Entries from a dataset of interfaces
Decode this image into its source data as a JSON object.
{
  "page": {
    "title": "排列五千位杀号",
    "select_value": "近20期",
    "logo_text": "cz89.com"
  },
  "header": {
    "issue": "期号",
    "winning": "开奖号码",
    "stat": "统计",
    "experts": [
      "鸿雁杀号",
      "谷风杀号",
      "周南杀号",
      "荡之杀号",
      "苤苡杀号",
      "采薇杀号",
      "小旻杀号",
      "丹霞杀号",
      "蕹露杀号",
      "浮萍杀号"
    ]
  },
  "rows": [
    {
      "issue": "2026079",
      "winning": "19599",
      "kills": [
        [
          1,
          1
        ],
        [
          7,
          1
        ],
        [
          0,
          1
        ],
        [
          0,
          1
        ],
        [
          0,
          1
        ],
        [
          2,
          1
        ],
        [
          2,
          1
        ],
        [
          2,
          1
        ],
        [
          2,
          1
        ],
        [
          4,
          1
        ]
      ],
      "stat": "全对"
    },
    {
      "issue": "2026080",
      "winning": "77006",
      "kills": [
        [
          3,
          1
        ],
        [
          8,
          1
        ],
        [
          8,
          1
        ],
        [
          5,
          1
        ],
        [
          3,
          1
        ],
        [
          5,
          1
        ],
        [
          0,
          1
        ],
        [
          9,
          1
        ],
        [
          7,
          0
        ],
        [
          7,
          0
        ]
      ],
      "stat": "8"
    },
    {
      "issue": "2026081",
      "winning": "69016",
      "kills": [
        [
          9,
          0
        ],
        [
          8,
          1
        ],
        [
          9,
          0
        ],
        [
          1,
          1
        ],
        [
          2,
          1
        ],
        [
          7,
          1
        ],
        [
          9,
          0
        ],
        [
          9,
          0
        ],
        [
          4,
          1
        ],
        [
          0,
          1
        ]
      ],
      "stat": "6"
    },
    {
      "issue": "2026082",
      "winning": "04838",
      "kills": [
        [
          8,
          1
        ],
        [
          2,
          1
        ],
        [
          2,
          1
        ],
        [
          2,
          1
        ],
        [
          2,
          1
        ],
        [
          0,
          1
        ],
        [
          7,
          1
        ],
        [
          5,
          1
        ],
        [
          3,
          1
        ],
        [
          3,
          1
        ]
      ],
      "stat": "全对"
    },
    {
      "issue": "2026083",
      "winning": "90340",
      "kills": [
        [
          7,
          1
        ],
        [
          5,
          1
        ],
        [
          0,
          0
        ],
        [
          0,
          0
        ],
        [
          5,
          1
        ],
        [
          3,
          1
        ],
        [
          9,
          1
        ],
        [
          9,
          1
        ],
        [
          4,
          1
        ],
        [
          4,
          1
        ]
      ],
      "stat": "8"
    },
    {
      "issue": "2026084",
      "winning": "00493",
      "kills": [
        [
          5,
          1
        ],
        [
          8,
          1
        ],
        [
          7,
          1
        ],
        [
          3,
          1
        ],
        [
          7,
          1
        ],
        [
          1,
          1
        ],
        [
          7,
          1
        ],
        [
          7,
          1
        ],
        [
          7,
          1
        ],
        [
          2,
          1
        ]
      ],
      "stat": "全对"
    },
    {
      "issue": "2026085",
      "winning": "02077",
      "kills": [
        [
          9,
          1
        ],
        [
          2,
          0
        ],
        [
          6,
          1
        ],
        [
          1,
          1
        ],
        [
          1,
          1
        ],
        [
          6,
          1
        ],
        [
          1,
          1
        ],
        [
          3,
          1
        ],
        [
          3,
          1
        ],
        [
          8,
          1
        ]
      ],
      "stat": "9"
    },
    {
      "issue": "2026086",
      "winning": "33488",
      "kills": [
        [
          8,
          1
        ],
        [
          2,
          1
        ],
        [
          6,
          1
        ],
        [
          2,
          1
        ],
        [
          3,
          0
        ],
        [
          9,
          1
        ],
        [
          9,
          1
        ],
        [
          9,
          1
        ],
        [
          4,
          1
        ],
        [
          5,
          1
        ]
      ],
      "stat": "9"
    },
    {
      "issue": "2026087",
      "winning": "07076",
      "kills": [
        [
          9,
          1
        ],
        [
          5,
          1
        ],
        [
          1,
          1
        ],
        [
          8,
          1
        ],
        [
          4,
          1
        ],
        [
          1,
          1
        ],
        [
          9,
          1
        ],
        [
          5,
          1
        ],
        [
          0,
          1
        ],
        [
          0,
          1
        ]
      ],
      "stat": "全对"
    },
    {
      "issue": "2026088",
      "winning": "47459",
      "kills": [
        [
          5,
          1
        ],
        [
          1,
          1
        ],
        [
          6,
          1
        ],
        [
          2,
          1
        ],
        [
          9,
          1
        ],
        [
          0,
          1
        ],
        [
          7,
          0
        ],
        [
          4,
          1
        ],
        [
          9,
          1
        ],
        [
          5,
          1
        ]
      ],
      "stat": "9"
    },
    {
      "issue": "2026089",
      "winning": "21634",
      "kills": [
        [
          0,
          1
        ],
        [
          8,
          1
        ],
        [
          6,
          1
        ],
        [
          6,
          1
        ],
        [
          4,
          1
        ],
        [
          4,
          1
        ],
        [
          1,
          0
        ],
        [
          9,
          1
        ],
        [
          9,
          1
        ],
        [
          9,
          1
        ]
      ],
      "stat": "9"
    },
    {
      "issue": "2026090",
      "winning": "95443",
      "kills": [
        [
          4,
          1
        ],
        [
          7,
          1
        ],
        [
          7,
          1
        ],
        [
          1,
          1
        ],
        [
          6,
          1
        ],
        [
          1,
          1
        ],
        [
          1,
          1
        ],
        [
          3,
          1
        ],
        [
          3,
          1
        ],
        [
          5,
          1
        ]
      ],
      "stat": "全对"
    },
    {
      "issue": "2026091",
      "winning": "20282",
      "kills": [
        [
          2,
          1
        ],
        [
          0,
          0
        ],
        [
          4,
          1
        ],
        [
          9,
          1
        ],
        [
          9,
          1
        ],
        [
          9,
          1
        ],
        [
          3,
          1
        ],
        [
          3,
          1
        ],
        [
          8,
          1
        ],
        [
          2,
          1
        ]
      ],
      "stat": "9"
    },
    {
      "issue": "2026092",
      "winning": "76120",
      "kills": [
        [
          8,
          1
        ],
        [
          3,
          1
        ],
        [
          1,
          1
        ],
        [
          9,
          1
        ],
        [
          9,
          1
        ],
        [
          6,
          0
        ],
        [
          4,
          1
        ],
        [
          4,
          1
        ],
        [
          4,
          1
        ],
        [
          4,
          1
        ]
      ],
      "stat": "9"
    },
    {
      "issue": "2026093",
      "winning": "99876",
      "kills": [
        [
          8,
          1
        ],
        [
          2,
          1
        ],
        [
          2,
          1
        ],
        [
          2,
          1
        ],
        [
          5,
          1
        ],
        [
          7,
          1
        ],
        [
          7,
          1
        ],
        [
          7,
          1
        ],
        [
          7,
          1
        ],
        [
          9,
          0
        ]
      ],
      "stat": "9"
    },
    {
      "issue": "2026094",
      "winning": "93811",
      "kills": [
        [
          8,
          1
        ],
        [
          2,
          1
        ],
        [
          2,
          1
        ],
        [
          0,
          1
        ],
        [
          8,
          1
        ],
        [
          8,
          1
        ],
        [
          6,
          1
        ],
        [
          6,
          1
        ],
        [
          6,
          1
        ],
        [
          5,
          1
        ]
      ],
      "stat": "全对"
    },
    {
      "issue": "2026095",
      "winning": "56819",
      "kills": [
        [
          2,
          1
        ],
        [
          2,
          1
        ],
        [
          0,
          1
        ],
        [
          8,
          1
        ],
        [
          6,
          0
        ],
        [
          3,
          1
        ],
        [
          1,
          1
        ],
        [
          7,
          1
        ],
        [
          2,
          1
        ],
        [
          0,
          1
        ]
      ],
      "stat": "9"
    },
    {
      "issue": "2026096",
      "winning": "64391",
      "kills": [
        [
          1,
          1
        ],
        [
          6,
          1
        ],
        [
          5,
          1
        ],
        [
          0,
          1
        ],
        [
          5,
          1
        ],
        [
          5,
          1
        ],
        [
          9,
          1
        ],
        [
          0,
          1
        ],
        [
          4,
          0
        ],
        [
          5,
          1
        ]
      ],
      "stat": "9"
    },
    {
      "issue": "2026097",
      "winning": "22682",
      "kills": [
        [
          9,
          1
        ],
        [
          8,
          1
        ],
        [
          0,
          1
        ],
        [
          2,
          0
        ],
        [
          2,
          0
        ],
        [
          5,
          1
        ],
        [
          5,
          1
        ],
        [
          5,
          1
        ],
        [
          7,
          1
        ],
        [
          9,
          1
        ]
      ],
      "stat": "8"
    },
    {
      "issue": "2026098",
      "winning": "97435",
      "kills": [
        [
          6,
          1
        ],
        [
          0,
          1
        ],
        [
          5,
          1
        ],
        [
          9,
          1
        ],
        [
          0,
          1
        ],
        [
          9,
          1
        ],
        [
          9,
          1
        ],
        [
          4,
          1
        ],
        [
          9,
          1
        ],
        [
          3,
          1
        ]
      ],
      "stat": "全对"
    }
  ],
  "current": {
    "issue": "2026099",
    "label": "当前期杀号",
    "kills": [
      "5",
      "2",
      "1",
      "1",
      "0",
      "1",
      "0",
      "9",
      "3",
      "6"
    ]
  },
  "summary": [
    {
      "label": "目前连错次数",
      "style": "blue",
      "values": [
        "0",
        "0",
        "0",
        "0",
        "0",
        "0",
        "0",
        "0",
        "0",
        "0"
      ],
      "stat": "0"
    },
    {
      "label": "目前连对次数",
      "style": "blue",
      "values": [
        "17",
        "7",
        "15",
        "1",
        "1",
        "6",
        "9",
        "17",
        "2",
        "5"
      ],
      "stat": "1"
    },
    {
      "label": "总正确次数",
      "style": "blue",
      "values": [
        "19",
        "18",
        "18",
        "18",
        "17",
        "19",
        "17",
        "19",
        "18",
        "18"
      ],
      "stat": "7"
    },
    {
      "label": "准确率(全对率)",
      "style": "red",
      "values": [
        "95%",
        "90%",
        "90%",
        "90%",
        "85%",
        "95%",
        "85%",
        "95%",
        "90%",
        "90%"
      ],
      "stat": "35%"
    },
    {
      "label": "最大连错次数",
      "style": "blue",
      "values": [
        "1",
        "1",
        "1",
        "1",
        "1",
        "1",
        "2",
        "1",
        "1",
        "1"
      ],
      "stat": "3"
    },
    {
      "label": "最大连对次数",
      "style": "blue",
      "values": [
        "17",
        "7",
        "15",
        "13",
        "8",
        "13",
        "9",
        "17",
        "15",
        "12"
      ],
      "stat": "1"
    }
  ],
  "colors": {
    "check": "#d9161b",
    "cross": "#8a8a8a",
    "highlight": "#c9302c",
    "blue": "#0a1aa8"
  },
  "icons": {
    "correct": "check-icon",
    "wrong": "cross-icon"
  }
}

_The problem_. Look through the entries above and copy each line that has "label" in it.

_Response area_.
    "label": "当前期杀号",
      "label": "目前连错次数",
      "label": "目前连对次数",
      "label": "总正确次数",
      "label": "准确率(全对率)",
      "label": "最大连错次数",
      "label": "最大连对次数",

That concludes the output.